The most distinctive fixtures are from Oscar de la Renta's various furniture lines developed with designer Miles Redd for Century Furniture. Setting the mood from the entrance is a cast-stone dophin table topped by an enormous vase large enough to contain a reef's worth of coral-colored branches. The side chairs and tables all emphasize line and detailing without neglecting comfort.
Down the center of the store is a high-gloss ivory lacquer "catwalk" series of tables that show off this season's crop of accessories. This troop of temptations advances to the back of the store, where life-sized models strut the current collection on flat-screen video monitors. Floor-to-ceiling plantation-style shutters (one for changing room, one for discrete cashwrap) frame this finale with open transoms that psychosomatically convince shoppers of a natural breeze. Brightness in the store energizes and expands the space â€“ from the cerused white oak flooring to the uplit ceilings and illuminated niches.
The key to the cross-generational appeal of the interior is the deft use of elements of mutable associations. A repeated signature from the New York store is the oversized paneled mirror, dramatically framed by plaster palm trees that can connote surfer beaches or Club Med to some customers and magnificent colonial plantations to others. Same trick with the upholstery. Animal prints have been popular since the first caveman came home with his hunting trophy, but in beige and white, zebra feels freshly mod again. And over-the-top baroque furniture that would feel oppressive in dark wood grain become retro hip in painted white.
"At first we didn't know if we would be cannibalizing our department store customer," concedes Bolen, "and yet it seems that the New York woman who shops at Saks Fifth Avenue is not the one who is cruising up Madison Avenue. Though we're only six months into this, we've substantially exceeded our expectations." This early success has prompted rapid expansion: By print time, two more stores will be open, in Manhasset's Americana Mall on Long Island and in Las Vegas's Wynn Resort, with sights set on Southern California and Honolulu.
All because Oscar de la Renta's seduction powers now span several generations â€“ from Laura Bush to her party-girl twins to Billy Joel's newest 20-something wife to women sufficiently besotted with his masterful creations to make special trip to his own retail homes.
The store's entrance features a cast-stone dolphin table topped by an
enormous vase, while side chairs and tables all emphasize beautiful detailing,
without neglecting comfort.
Client: Oscar de la Renta, New York
Design and Architect: Meyer Davis Studio, New York
Will Meyer, designer
Gray Davis, designer
Sissy Bishop, project manager
General Contractor: Richter + Ratner Contracting Corp., Maspeth, N.Y.

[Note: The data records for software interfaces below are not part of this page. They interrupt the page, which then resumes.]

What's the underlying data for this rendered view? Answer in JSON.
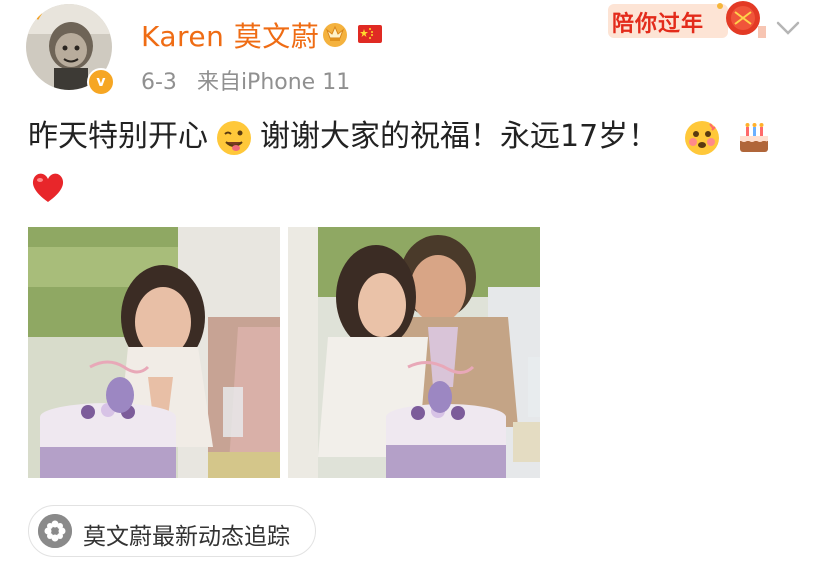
{
  "user": {
    "name": "Karen 莫文蔚"
  },
  "post_meta": {
    "date": "6-3",
    "source": "来自iPhone 11"
  },
  "banner": {
    "text": "陪你过年"
  },
  "post": {
    "text_part1": "昨天特别开心",
    "text_part2": "谢谢大家的祝福！永远17岁！"
  },
  "topic": {
    "label": "莫文蔚最新动态追踪"
  },
  "colors": {
    "username": "#ef6c14",
    "meta": "#909090",
    "banner": "#e32b1b"
  }
}
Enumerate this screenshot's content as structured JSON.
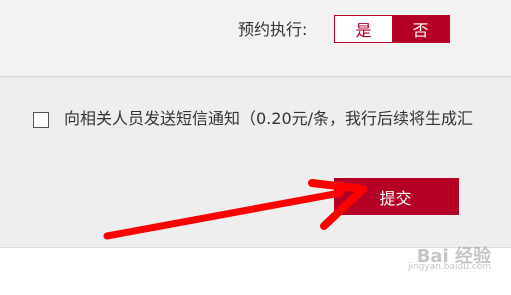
{
  "schedule": {
    "label": "预约执行:",
    "yes": "是",
    "no": "否",
    "selected": "否"
  },
  "sms": {
    "checked": false,
    "label": "向相关人员发送短信通知（0.20元/条，我行后续将生成汇"
  },
  "submit_label": "提交",
  "watermark": {
    "text": "Bai 经验",
    "sub": "jingyan.baidu.com"
  },
  "colors": {
    "accent": "#b40024",
    "annotation_arrow": "#ff0000"
  }
}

Outside Design Consultant: Miles Redd, New York (interior design)
Furniture: Century Furniture, Hickory, N.C.
Wallcoverings and Materials: Architectural Sculpture and Restorations Inc., New York
Photography: Bill Wisser, Miami